Inflation is also wreaking havoc on local government budgets, and some of the areas hitting consumers the hardest are also concerns for cities and counties.
Tim Houle, the county administrator for Crow Wing County, said his biggest worry is the rising cost of fuels and energy, which is tied to everything from heating buildings to running snow plows and county vehicles to building the roads that they drive on.
Second, the price of construction materials is tough. And third, because everyone’s feeling inflationary pressures, employees will want higher wages.
On top of that, Houle said the Legislature’s failure to pass funding for local government means less money for counties.
“We are particularly disappointed in the Legislature’s failure to govern,” he said. “(The state) is sitting on $12 billion and people are hurting out here. And they didn’t get their work done.”
Austin mayor King said inflation is making their overhaul of a 100-year-old wastewater treatment plant continually more expensive. When the city asked for state bonding money earlier this year, the total cost of the project was about $84 million. Now it’s $100 million and could rise higher. Without a bonding bill from the state, smaller cities like his with aging infrastructure need to shoulder even higher costs.
“Less people in the pool to help support the cost,” King said. “The smaller cities, that’s quite a hit.”
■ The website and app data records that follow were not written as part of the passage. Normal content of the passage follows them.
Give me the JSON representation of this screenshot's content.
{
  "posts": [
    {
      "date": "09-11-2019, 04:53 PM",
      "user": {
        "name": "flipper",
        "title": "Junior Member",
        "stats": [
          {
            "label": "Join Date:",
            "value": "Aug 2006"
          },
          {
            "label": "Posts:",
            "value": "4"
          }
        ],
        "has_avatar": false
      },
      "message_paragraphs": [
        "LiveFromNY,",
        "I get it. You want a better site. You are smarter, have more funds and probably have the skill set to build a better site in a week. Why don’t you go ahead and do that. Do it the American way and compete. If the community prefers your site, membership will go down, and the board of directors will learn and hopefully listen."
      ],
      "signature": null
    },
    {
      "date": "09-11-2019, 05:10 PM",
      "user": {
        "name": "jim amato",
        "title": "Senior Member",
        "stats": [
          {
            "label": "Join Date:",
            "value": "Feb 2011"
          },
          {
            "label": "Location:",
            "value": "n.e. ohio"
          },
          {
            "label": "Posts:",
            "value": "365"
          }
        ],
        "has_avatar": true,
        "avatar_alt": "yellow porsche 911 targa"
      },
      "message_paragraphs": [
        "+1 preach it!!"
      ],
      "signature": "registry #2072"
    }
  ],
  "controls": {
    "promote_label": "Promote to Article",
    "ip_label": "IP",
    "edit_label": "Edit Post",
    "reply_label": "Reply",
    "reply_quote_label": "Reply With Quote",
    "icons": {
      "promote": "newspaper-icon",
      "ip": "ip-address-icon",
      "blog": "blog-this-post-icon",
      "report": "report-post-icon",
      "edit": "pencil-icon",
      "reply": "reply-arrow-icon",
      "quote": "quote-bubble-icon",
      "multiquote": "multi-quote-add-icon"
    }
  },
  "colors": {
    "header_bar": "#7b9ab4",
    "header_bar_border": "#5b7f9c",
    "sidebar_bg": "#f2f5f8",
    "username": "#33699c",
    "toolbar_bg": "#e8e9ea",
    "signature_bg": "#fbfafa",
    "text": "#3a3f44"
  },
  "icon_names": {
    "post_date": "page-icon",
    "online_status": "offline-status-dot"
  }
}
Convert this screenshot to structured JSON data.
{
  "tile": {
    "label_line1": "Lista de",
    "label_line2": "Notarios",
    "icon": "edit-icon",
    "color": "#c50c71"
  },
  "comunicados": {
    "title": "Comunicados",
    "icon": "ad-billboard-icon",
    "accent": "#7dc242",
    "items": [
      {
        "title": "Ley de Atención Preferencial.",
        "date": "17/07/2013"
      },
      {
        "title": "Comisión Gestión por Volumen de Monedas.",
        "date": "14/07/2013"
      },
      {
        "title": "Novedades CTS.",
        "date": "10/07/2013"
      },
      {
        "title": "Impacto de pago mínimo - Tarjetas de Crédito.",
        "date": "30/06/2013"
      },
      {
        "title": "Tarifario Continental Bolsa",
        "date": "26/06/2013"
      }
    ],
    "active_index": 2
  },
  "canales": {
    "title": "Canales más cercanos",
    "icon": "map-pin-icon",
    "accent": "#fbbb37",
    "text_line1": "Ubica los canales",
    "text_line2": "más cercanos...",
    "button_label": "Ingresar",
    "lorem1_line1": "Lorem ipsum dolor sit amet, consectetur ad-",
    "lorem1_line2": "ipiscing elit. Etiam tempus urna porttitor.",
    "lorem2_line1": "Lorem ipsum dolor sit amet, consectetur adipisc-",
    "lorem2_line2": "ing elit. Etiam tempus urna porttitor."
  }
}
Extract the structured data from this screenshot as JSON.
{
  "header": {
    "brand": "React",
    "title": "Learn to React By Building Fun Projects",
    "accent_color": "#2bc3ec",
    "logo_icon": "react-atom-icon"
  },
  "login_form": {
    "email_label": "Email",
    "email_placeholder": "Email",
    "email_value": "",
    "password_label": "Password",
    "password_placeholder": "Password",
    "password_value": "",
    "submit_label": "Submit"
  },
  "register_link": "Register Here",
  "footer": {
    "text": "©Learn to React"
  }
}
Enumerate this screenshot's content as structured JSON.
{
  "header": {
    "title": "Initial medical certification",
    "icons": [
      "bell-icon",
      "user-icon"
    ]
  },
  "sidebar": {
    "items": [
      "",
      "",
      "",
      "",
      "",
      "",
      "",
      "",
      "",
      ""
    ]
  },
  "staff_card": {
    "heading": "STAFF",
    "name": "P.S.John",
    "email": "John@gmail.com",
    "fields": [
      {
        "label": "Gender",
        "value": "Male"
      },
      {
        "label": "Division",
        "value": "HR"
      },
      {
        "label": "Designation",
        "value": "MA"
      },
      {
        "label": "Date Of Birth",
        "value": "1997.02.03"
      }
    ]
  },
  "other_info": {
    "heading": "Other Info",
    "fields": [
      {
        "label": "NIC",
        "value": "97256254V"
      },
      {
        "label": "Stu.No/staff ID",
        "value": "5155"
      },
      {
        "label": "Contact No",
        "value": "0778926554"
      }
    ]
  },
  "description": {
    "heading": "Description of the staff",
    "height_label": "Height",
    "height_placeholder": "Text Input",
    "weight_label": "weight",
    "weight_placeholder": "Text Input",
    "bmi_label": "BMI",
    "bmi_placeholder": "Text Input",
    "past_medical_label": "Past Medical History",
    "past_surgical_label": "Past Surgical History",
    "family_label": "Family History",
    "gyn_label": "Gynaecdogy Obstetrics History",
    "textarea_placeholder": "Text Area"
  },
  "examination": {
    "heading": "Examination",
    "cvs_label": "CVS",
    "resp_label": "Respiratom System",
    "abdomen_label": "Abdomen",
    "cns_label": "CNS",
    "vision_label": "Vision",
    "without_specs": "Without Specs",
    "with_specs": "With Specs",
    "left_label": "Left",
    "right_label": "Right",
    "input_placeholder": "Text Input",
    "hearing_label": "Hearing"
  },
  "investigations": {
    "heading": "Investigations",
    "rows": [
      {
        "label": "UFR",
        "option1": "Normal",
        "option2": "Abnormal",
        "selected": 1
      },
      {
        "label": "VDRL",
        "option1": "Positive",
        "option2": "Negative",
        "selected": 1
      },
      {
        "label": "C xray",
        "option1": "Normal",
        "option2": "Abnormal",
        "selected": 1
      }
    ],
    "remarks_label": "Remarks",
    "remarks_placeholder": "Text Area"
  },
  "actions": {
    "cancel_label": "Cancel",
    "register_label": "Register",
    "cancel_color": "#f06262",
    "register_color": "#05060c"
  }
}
King also said a budget that supports a “functioning city” might need a 7 percent levy increase, but Austin officials have to weigh how inflation is impacting residents — especially since the Legislature didn’t pass its $4 billion tax bill this year.
“How much can the citizens take, we gotta be conscious of that,” King said.